"The overarching goal is to create graduates who feel responsible for a good world," said Laurie Zoloth, an eminent ethicist with appointments in both Northwestern's liberal arts college and medical school who will direct the program.

"We're trying to make Northwestern not only the best university in the world but also the best university for the world," said Zoloth, Weinberg professor of religion and director of the Center for Bioethics, Science and Society and professor of biomedical ethics and humanities at Feinberg School of Medicine.

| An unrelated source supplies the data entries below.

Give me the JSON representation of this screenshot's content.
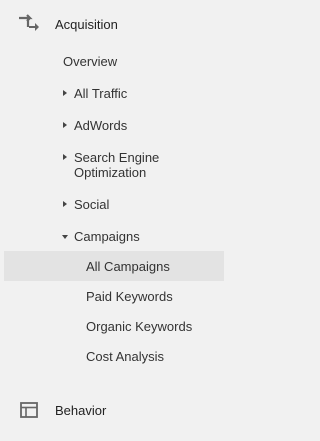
{
  "acquisition": {
    "label": "Acquisition",
    "icon": "acquisition-arrows-icon",
    "overview": "Overview",
    "items": [
      {
        "label": "All Traffic",
        "state": "collapsed"
      },
      {
        "label": "AdWords",
        "state": "collapsed"
      },
      {
        "label": "Search Engine Optimization",
        "line1": "Search Engine",
        "line2": "Optimization",
        "state": "collapsed"
      },
      {
        "label": "Social",
        "state": "collapsed"
      },
      {
        "label": "Campaigns",
        "state": "expanded"
      }
    ],
    "campaigns": [
      {
        "label": "All Campaigns",
        "selected": true
      },
      {
        "label": "Paid Keywords",
        "selected": false
      },
      {
        "label": "Organic Keywords",
        "selected": false
      },
      {
        "label": "Cost Analysis",
        "selected": false
      }
    ]
  },
  "behavior": {
    "label": "Behavior",
    "icon": "behavior-layout-icon"
  },
  "colors": {
    "background": "#f1f1f1",
    "selected_background": "#e3e3e3",
    "icon": "#666666"
  }
}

Brady Scholars will be expected to spend at least one quarter abroad in their junior year learning how America is perceived by citizens of other nations and how problems, included their selected problem, are identified and solved in other cultures. As seniors, Brady Scholars will be expected to complete a service project on their chosen topic that will create a lasting mark on Evanston or Chicago.

The concept for the Brady Program emerged from discussions Zoloth had with Board of Trustees member Debbie Brady, who asked why so many thoughtful, intelligent leaders fail the basic test of telling the truth and leading with honesty and courage.

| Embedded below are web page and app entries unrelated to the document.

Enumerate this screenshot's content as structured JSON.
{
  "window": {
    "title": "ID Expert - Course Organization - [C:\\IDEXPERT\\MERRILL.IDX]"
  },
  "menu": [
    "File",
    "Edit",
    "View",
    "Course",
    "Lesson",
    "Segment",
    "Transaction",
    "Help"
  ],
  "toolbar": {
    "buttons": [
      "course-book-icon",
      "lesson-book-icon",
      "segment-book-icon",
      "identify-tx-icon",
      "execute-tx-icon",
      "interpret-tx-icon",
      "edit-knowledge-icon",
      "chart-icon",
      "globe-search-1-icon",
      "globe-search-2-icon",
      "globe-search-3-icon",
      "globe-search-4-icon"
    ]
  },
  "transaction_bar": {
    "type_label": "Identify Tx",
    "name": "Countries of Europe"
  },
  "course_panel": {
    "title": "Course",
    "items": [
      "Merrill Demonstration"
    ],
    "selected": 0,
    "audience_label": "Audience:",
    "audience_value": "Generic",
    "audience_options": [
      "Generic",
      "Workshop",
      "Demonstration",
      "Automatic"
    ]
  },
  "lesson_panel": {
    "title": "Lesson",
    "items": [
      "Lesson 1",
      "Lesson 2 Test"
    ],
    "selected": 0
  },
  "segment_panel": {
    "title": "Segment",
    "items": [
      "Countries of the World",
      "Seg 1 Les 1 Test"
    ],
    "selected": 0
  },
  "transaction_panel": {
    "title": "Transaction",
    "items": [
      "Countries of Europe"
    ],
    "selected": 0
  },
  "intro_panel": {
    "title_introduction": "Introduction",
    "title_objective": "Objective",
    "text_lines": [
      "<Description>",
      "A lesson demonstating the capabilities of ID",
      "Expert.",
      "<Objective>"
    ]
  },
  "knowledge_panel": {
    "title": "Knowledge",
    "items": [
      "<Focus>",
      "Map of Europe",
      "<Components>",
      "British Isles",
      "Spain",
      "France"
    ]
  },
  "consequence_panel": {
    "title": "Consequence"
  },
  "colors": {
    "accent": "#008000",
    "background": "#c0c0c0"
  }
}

For Zoloth, Brady's question reverberated with stories of inside trading on Wall Street, scandals involving journalists, bankers, politicians and clergy members, and bestselling memoirs uncovered as fiction.

The question, said Zoloth, brought into focus the widely publicized case of a South Korean scientist who published peer-reviewed articles reporting the successful cloning of human stem cells. The research, which appeared in the highly respected and peer-reviewed journal Science, was later completely repudiated.

"The scientist and his colleagues had created a total fiction, complete with phony science data and faked informed consent forms from the subjects used in the research," said Zoloth. "What was stunning to me was that this elegantly trained and obviously hardworking scientist became embroiled in a fabric of lies."

The Brady Program is an experimental project designed to bring ethics and moral philosophy back into academic education.

"For centuries, scientists and scholars grappled with large ethical and metaphysical questions about truth, good and evil," said Zoloth. "Today these questions are viewed as less important and less rigorous than asking, say, how a particular molecule functions in a specific context or how a particular text is translated."

"We want our graduates not only to be exquisitely trained in their major but also exquisitely trained in the ethics of citizenship and leadership," Zoloth said. In addition to getting cutting-edge training in their chosen fields, Brady Scholars will learn to be attentive to the ethical challenges in their fields and in using their talent and education to benefit their communities.

In the first year of the program, sophomores will be introduced to the issue of ethics in public life through three quarters of courses called "The Good One," "The Good Neighbor," and "The Good Place."

A distinguished visiting scholar in ethics will be appointed each academic year to teach one of the sophomore "Good Life" courses and deliver three University-wide and community-wide lectures on ethics and public life.

Next year's visiting scholar will be Samuel Fleischacker, professor of philosophy at University of Illinois at Chicago. Fleischacker is author of a number of works, including "The Ethics of Culture."